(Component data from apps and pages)
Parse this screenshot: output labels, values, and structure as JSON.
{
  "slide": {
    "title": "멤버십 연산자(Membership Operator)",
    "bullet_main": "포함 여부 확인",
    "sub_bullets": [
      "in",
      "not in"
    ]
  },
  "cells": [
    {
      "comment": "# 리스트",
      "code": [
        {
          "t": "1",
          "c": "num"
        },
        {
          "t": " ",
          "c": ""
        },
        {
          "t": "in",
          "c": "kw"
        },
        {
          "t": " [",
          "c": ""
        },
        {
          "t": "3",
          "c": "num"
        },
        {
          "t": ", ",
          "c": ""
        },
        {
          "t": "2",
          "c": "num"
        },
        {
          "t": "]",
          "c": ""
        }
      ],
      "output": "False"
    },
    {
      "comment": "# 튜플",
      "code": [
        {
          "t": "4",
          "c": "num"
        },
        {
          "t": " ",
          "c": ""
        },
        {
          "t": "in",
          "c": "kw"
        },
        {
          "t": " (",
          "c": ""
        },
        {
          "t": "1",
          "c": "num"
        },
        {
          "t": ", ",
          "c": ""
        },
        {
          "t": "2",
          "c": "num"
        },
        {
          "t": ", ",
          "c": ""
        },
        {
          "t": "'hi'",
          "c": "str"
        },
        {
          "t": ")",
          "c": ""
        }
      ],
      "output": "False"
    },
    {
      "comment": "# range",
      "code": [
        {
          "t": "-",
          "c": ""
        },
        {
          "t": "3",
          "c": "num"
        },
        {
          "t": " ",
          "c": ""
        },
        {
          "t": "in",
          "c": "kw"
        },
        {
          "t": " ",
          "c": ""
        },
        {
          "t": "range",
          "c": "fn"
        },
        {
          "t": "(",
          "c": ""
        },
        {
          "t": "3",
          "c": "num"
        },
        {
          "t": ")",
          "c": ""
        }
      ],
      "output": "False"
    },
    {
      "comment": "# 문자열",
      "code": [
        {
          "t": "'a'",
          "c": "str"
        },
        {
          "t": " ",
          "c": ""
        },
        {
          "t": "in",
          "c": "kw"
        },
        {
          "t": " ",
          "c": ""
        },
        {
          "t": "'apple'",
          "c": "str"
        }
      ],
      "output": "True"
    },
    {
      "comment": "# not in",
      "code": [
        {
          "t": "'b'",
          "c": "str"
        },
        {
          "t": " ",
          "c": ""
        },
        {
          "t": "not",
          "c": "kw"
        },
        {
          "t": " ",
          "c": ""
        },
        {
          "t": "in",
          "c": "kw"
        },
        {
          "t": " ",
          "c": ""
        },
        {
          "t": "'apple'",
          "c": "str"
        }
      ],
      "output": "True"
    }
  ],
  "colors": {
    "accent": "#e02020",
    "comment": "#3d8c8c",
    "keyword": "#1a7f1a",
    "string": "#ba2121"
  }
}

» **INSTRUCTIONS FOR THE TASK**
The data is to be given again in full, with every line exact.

» **THE COMPLETED TASK**
Parse this screenshot: output labels, values, and structure as JSON.
{
  "slide": {
    "title": "멤버십 연산자(Membership Operator)",
    "bullet_main": "포함 여부 확인",
    "sub_bullets": [
      "in",
      "not in"
    ]
  },
  "cells": [
    {
      "comment": "# 리스트",
      "code": [
        {
          "t": "1",
          "c": "num"
        },
        {
          "t": " ",
          "c": ""
        },
        {
          "t": "in",
          "c": "kw"
        },
        {
          "t": " [",
          "c": ""
        },
        {
          "t": "3",
          "c": "num"
        },
        {
          "t": ", ",
          "c": ""
        },
        {
          "t": "2",
          "c": "num"
        },
        {
          "t": "]",
          "c": ""
        }
      ],
      "output": "False"
    },
    {
      "comment": "# 튜플",
      "code": [
        {
          "t": "4",
          "c": "num"
        },
        {
          "t": " ",
          "c": ""
        },
        {
          "t": "in",
          "c": "kw"
        },
        {
          "t": " (",
          "c": ""
        },
        {
          "t": "1",
          "c": "num"
        },
        {
          "t": ", ",
          "c": ""
        },
        {
          "t": "2",
          "c": "num"
        },
        {
          "t": ", ",
          "c": ""
        },
        {
          "t": "'hi'",
          "c": "str"
        },
        {
          "t": ")",
          "c": ""
        }
      ],
      "output": "False"
    },
    {
      "comment": "# range",
      "code": [
        {
          "t": "-",
          "c": ""
        },
        {
          "t": "3",
          "c": "num"
        },
        {
          "t": " ",
          "c": ""
        },
        {
          "t": "in",
          "c": "kw"
        },
        {
          "t": " ",
          "c": ""
        },
        {
          "t": "range",
          "c": "fn"
        },
        {
          "t": "(",
          "c": ""
        },
        {
          "t": "3",
          "c": "num"
        },
        {
          "t": ")",
          "c": ""
        }
      ],
      "output": "False"
    },
    {
      "comment": "# 문자열",
      "code": [
        {
          "t": "'a'",
          "c": "str"
        },
        {
          "t": " ",
          "c": ""
        },
        {
          "t": "in",
          "c": "kw"
        },
        {
          "t": " ",
          "c": ""
        },
        {
          "t": "'apple'",
          "c": "str"
        }
      ],
      "output": "True"
    },
    {
      "comment": "# not in",
      "code": [
        {
          "t": "'b'",
          "c": "str"
        },
        {
          "t": " ",
          "c": ""
        },
        {
          "t": "not",
          "c": "kw"
        },
        {
          "t": " ",
          "c": ""
        },
        {
          "t": "in",
          "c": "kw"
        },
        {
          "t": " ",
          "c": ""
        },
        {
          "t": "'apple'",
          "c": "str"
        }
      ],
      "output": "True"
    }
  ],
  "colors": {
    "accent": "#e02020",
    "comment": "#3d8c8c",
    "keyword": "#1a7f1a",
    "string": "#ba2121"
  }
}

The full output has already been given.